We started with a stock iron intake running a Cliff's Q-jet. After some tuning, we ended up with 515hp @ 52-5300rpm and 575 lb/ft @ 4000 rpm. The next intake was another cast iron unit but with the CNC machined plenum copied from Cliff's personal intake. With some minor tuning we ended up with 527hp @ 5300rpm and 579 lb ft @ 4100rpm. At this point we felt the Q-jet was optimized as well as the timing which was set at 32 degrees so no more tuning changes were made. Multiple pulls were made with each intake to make sure the dyno test was valid and that the numbers were repeated more than once. We then bolted on a Crosswind intake and it produced 526hp @ 5300rpm and 584 lb ft @ 4100rpm. The next intake was the Edelbrock Performer RPM which produced 541hp @ 5400 rpm and 591 lb ft @ 4000 rpm.
We then installed a Tomahawk with a 1 inch blended spacer as previous testing has shown this intake to not perform very well without the spacer.
Also in previous tests, we have found the Tomahawk to perform considerally better with a Holley carburator than with a Q-Jet, while on a Performer RPM, the Q-jet will typically make more power than with the Holley.
Anyway, the results with the Tomahawk and the Q-jet were 521hp @ 5300rpm and 549 lb ft @4500 rpm. This concluded the testing with the Q-jet as the next intake the Torker II has a square bore plenum so we installed a 950HP Holley on top of it with a 1" open spacer for the last test. The Torker II didn't disappoint and produced 554hp @ 5500rpm and 584 lb ft @ 4500 rpm.

A couple things to note, in a previous intake comparison dyno test on a similar engine with a Tomahawk and a Torker II with a 950HP and 1 " spacer, the Tomahawk was within a few hp of the Torker II. Also, we didn't use any spacers on any of the intakes with the exception of the Tomahawk and the Torker II. So, some different results may be seen with spacers but we were trying to keep the tests simple.
So which intake is the best?
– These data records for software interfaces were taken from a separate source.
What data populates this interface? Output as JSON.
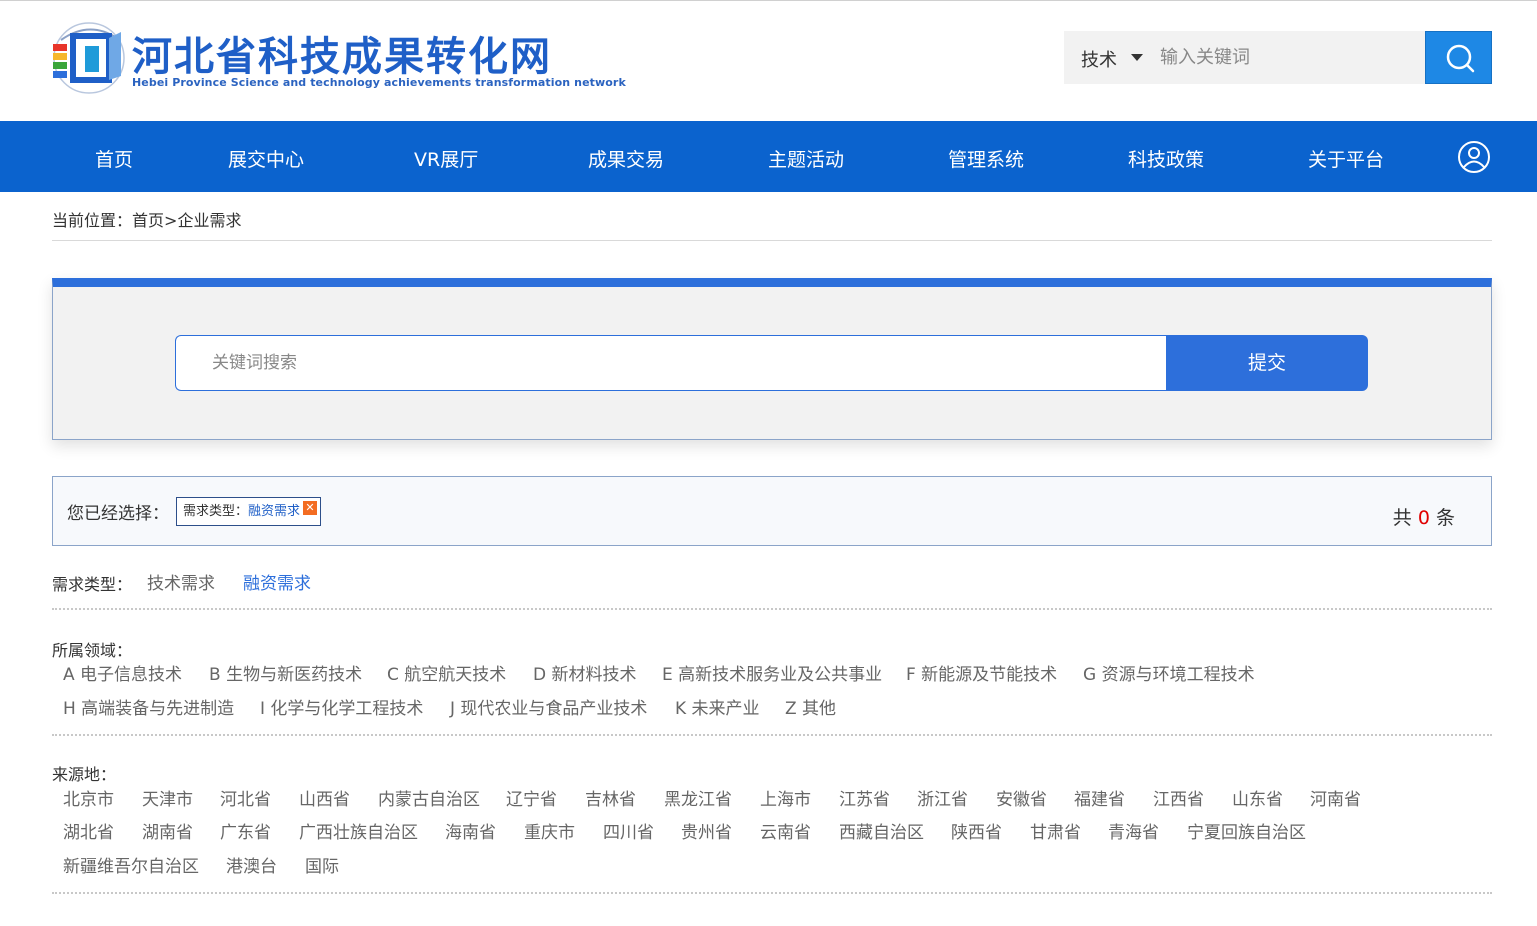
{
  "header": {
    "logo_title": "河北省科技成果转化网",
    "logo_subtitle": "Hebei Province Science and technology achievements transformation network",
    "search_category": "技术",
    "search_placeholder": "输入关键词"
  },
  "nav": {
    "items": [
      "首页",
      "展交中心",
      "VR展厅",
      "成果交易",
      "主题活动",
      "管理系统",
      "科技政策",
      "关于平台"
    ]
  },
  "breadcrumb": {
    "prefix": "当前位置：",
    "home": "首页",
    "separator": ">",
    "current": "企业需求"
  },
  "search": {
    "placeholder": "关键词搜索",
    "submit_label": "提交"
  },
  "selection": {
    "label": "您已经选择：",
    "tag_key": "需求类型：",
    "tag_value": "融资需求",
    "tag_close": "✕",
    "count_prefix": "共",
    "count_value": "0",
    "count_suffix": "条"
  },
  "filters": {
    "demand_type": {
      "label": "需求类型：",
      "options": [
        "技术需求",
        "融资需求"
      ],
      "selected": "融资需求"
    },
    "field": {
      "label": "所属领域：",
      "options": [
        "A 电子信息技术",
        "B 生物与新医药技术",
        "C 航空航天技术",
        "D 新材料技术",
        "E 高新技术服务业及公共事业",
        "F 新能源及节能技术",
        "G 资源与环境工程技术",
        "H 高端装备与先进制造",
        "I 化学与化学工程技术",
        "J 现代农业与食品产业技术",
        "K 未来产业",
        "Z 其他"
      ]
    },
    "source": {
      "label": "来源地：",
      "options": [
        "北京市",
        "天津市",
        "河北省",
        "山西省",
        "内蒙古自治区",
        "辽宁省",
        "吉林省",
        "黑龙江省",
        "上海市",
        "江苏省",
        "浙江省",
        "安徽省",
        "福建省",
        "江西省",
        "山东省",
        "河南省",
        "湖北省",
        "湖南省",
        "广东省",
        "广西壮族自治区",
        "海南省",
        "重庆市",
        "四川省",
        "贵州省",
        "云南省",
        "西藏自治区",
        "陕西省",
        "甘肃省",
        "青海省",
        "宁夏回族自治区",
        "新疆维吾尔自治区",
        "港澳台",
        "国际"
      ]
    }
  },
  "colors": {
    "nav_bg": "#0b63ce",
    "accent": "#2d6fdb",
    "logo_text": "#1f5fc7",
    "count_red": "#e00000"
  }
}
Well, the Torker II is hard to beat especially with a 950HP sitting on top of it, but the stock dual planes as well as the Crosswind and the Performer RPM are very strong at lower rpms. Below the rpm's we were testing in and depending on the weight of the vehicle and the gearing etc, they may perform better in the car.
All in all I was pleased with the testing we did and hopefully you will find the information as interesting and valuable as I do. Let me know what you think or if you have any questions, then please drop me an e-mail at techsupport@sdperformance.com